Diplomatic pressure from London has previously blocked any deal involving American or European airplanes, including replacement Mirages, Swedish JAS Gripens, Israeli Aircraft Industries Kfirs, and Korean Aerospace Industries FA-50 light fighters. Because of the British embargo, only the Chinese are free to take Argentina as a client.
Then the Biden Administration, in its bid to contain the growing Chinese influence in its backyard, sought Congress approval to sell the second-hand F-16 fighter jets from Denmark to Argentina.
Washington has sweetened the deal by offering four Lockheed Martin’s P-3 Orion turboprop anti-submarine and maritime surveillance aircraft. However, it has been feared that this could mean “the end of the road” for the LCA as far as Argentina is concerned.
“If Argentinians desire second-hand aircraft, older Tejas will cost a trickle of F-16s. But the overall cost of ownership of Second-Hand Aircraft is always more than newer ones,” the HAL official cautioned.
Copenhagen is in the process of replacing its 33 aging F-16As with Lockheed Martin F-35A fifth-generation fighters. Denmark plans to acquire 27 F-35s, according to Lockheed. Denmark is also expected to send F-16s to Ukraine.
“LCA has just begun. Phrases like ‘the end of the road’ do not belong here,” he added.
“The urgency of the United States to seal the aircraft deal with Argentina is aimed at countering the proposal for the JF-17s produced by China and Pakistan, which comprises fewer units (15) but are new and offer the possibility of ordering a second and third batch,” a report in local Argentinian media said.

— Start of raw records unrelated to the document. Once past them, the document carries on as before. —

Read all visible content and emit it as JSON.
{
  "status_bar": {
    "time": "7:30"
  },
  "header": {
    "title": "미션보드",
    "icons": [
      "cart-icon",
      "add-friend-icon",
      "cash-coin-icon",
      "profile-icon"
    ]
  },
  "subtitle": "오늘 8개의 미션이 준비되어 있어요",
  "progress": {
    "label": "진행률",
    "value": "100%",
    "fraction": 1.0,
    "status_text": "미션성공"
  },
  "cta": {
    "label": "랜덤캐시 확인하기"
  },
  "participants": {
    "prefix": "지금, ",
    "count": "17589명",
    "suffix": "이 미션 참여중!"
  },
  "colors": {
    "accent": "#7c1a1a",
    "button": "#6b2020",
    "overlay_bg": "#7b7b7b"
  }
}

In the technical specifications, the F-16 qualifies as a more powerful aircraft with more weapons capacity than the JF-17, according to the FAD experts. However, its engine intake port is very low, which tends to ingest many foreign objects and ‘would require investment in improving airport infrastructures.
“I think that by the end of [this] year, we will have seen all the offers and analyzed all of them,” Defense Minister Jorge Taiana was quoted as saying. “This is a decision that has to take into account not only the technical aspects and the quality of the aircraft’s weapons systems but also issues related to financing, delivery times… these are political decisions to be taken at the highest level by the President of the Republic,” he added.
F-16 Vs Tejas
The first and foremost difference between the two aircraft is that while the F-16 Fighting Falcon is a seasoned war hog, Tejas is just starting its aviation journey.
The US Air Force (USAF) is not buying the Fighting Falcons anymore. Whereas, the IAF presently has two squadrons of LCA Tejas in its inventory and is all set to begin induction of the LCA MK1A variant in the first quarter of 2024.
Deliveries of the 83 LCA MK1A variant, including ten trainers, are expected to be done by 2029.
As opposed to this, the US F-16 multirole fighter is one of the most successful and widely operated in the world, with 4600 operational combat aircraft in service in over 25 countries.
Both the F-16 and LCA started as the lightweight fighter program of their respective countries. In terms of technical specification, the LCA is much lighter than the F-16 and is smaller in size when seen from the top. The F-16s have a better range than the LCA.
The US has sought the UK to lift its embargo to facilitate the sale of F-16s to Argentina. The question, however, remains if that would involve future spare parts too. On the contrary, Tejas aircraft will be the mainstay of IAF’s fleet for the next few decades to come. Its operational use is bound to increase.
Reports indicate that Tejas will soon be deployed in operational roles in the northern sector, where it would have to go one-on-one against Pakistan’s F-16s and China-Pakistan Joint Venture JF-17 should conflict happen between these countries.
India is developing the LCA Mk2, a multirole aircraft more capable and powerful than its earlier variants, to replace the aging western-origin Jaguar, Mirage-2000, and the Russian-origin MiG-29s.
- Ritu Sharma has been a journalist for over a decade, writing on defense, foreign affairs, and nuclear technology.
- She can be reached at ritu.sharma (at) mail.com